TASK REQUIREMENTS
Using the data below, return every line that holds the word "parution".

RECORD SET
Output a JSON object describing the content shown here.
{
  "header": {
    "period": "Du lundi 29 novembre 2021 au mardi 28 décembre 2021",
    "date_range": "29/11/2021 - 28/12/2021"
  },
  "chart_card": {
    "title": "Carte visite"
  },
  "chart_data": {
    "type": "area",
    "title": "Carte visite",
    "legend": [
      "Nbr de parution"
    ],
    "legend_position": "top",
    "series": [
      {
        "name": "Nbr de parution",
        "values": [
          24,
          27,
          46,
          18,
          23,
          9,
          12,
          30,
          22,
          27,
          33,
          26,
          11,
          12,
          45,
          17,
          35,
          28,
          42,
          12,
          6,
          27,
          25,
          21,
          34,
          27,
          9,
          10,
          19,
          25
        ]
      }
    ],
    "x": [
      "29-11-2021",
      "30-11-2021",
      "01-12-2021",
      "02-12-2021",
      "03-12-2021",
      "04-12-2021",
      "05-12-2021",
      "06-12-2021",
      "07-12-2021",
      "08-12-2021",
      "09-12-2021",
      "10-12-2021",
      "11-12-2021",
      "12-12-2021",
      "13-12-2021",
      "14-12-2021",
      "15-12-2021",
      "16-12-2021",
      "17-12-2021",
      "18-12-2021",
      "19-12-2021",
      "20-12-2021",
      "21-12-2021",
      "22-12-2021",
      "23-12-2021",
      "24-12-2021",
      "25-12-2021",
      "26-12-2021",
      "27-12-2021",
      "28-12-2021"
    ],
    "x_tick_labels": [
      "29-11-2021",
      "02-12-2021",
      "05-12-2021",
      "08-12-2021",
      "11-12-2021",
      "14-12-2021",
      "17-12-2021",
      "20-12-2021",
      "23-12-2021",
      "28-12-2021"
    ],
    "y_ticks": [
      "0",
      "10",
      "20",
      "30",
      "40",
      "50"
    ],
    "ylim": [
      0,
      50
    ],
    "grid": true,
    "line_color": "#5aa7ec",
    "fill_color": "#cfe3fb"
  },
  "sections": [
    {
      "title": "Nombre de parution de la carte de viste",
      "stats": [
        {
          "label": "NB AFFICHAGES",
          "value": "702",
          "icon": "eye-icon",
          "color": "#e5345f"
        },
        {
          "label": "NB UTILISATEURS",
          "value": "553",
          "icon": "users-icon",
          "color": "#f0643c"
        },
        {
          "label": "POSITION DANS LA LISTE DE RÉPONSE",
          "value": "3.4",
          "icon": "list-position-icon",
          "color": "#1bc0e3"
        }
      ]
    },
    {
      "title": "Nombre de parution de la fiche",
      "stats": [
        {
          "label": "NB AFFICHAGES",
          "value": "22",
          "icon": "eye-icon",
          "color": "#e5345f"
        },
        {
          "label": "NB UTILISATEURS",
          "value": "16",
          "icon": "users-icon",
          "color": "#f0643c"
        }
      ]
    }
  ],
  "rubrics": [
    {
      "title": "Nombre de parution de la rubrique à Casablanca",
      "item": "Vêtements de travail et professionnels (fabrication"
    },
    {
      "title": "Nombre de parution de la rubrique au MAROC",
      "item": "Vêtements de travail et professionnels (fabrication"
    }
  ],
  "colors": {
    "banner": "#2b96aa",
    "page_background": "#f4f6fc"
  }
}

WRITTEN SOLUTION
      "Nbr de parution"
        "name": "Nbr de parution",
      "title": "Nombre de parution de la carte de viste",
      "title": "Nombre de parution de la fiche",
      "title": "Nombre de parution de la rubrique à Casablanca",
      "title": "Nombre de parution de la rubrique au MAROC",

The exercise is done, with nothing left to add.